I want to thank you for all the great advice about ice dyeing, especially the spice shaker idea. I’ve worried about using too much dye in this process, and can see where having more control over the sprinkling would help. And yes, wait the full 24 hours before rinsing your fabric.
Joanna, You are so welcome! Glad I can help.
How do we find out which Dharma dyes are pure dyes? I see no indication on their online listing of Fiber Reactive Procion Dyes. All I see are the three primaries.
I, too, learned much from Lynda’s Icy Delights online class. It was fun with lots of show and tell. Thanks, Lynda!
Jane Knapp, After they list their ordering number and the name of the dye, there is another set of letters and numbers that start with MX
Jane, If you look at the pdf on Choosing Colors I list the pures at Dharma. Duhh, I just looked at that pdf and I said 11 pures and only listed 8! Follow what Luann said – those with MX after them. There are now 12 – they just added Nebula Navy. Thank you Jane for taking the class.
Thanks, Luann and Lynda. I did not know about the MX indicator.
When pre-mixing soda ash to dye powder, how much do you use, with say Dharma or Pro-Chem?

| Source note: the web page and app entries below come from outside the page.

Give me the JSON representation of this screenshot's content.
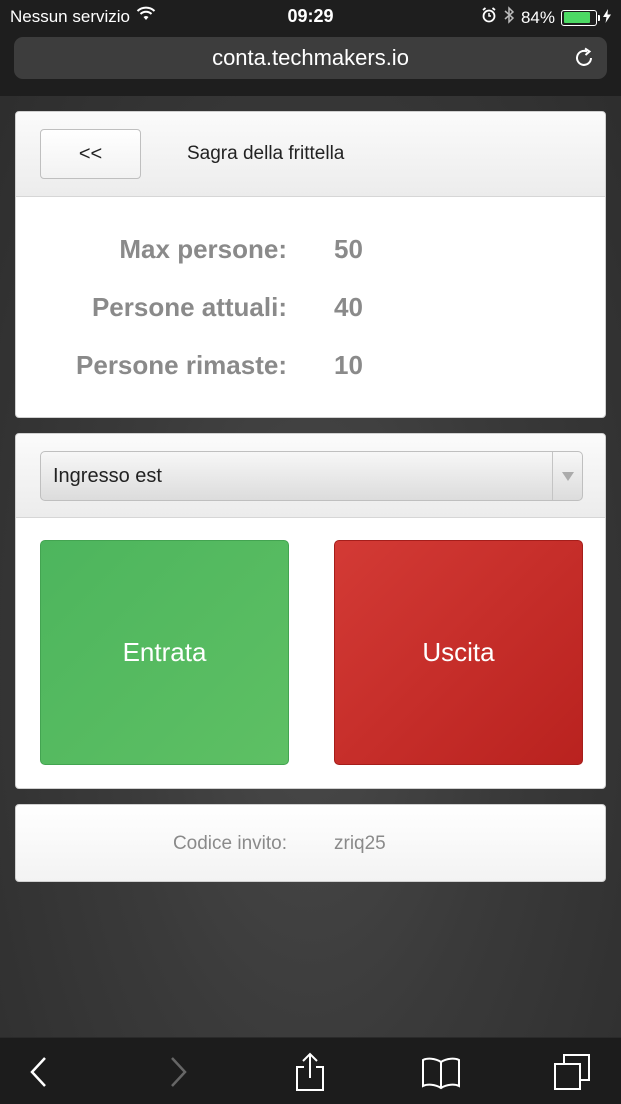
{
  "status": {
    "carrier": "Nessun servizio",
    "time": "09:29",
    "battery": "84%",
    "battery_level": 0.84
  },
  "browser": {
    "url": "conta.techmakers.io"
  },
  "event": {
    "back_label": "<<",
    "title": "Sagra della frittella"
  },
  "stats": [
    {
      "label": "Max persone:",
      "value": "50"
    },
    {
      "label": "Persone attuali:",
      "value": "40"
    },
    {
      "label": "Persone rimaste:",
      "value": "10"
    }
  ],
  "gate": {
    "selected": "Ingresso est"
  },
  "actions": {
    "enter_label": "Entrata",
    "exit_label": "Uscita"
  },
  "invite": {
    "label": "Codice invito:",
    "code": "zriq25"
  },
  "colors": {
    "enter": "#5cb85c",
    "exit": "#c9302c",
    "battery": "#4cd964"
  }
}
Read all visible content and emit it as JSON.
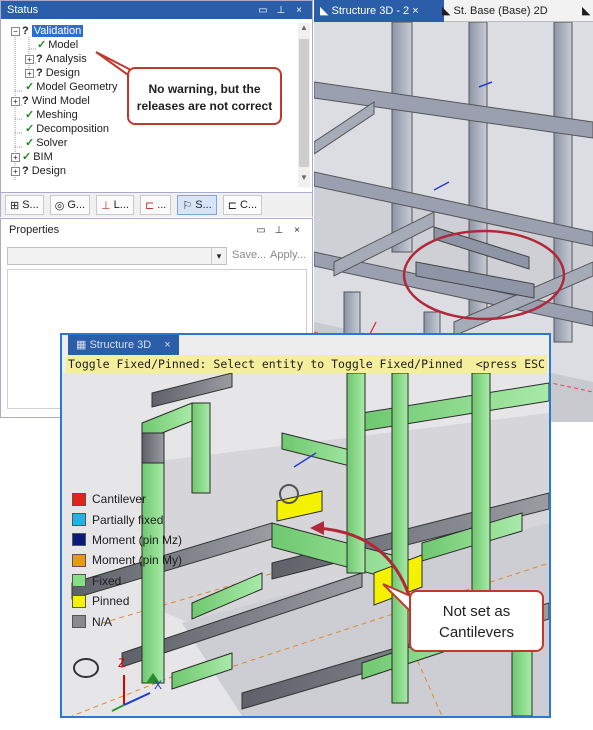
{
  "status_panel": {
    "title": "Status",
    "items": [
      {
        "label": "Validation",
        "icon": "question-icon",
        "selected": true
      },
      {
        "label": "Model",
        "icon": "check-icon"
      },
      {
        "label": "Analysis",
        "icon": "question-icon"
      },
      {
        "label": "Design",
        "icon": "question-icon"
      },
      {
        "label": "Model Geometry",
        "icon": "check-icon"
      },
      {
        "label": "Wind Model",
        "icon": "question-icon"
      },
      {
        "label": "Meshing",
        "icon": "check-icon"
      },
      {
        "label": "Decomposition",
        "icon": "check-icon"
      },
      {
        "label": "Solver",
        "icon": "check-icon"
      },
      {
        "label": "BIM",
        "icon": "check-icon"
      },
      {
        "label": "Design",
        "icon": "question-icon"
      }
    ]
  },
  "callout_top": {
    "line1": "No  warning, but the",
    "line2": "releases are not correct"
  },
  "bottom_tabs": [
    "S...",
    "G...",
    "L...",
    "...",
    "S...",
    "C..."
  ],
  "properties": {
    "title": "Properties",
    "save": "Save...",
    "apply": "Apply..."
  },
  "view_tabs": [
    "Structure 3D - 2",
    "St. Base (Base) 2D"
  ],
  "inner_window": {
    "tab": "Structure 3D",
    "message": "Toggle Fixed/Pinned: Select entity to Toggle Fixed/Pinned",
    "esc": "<press ESC",
    "axis_labels": {
      "z": "Z",
      "x": "X"
    }
  },
  "legend": [
    {
      "label": "Cantilever",
      "color": "#e2231a"
    },
    {
      "label": "Partially fixed",
      "color": "#1fb3e8"
    },
    {
      "label": "Moment (pin Mz)",
      "color": "#0b1a7a"
    },
    {
      "label": "Moment (pin My)",
      "color": "#e59a0f"
    },
    {
      "label": "Fixed",
      "color": "#86de86"
    },
    {
      "label": "Pinned",
      "color": "#f4f200"
    },
    {
      "label": "N/A",
      "color": "#8a8a8a"
    }
  ],
  "callout_bottom": {
    "line1": "Not set as",
    "line2": "Cantilevers"
  },
  "colors": {
    "accent": "#2a5ea8",
    "callout_border": "#c0392b",
    "message_bg": "#f5ee9e"
  }
}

Tracy, I don’t mix soda ash with the dye power in ice dyeing. I soak the fabric in the soda ash water solution prior to ice dyeing. The amount of dye I use depends on the fabric weight.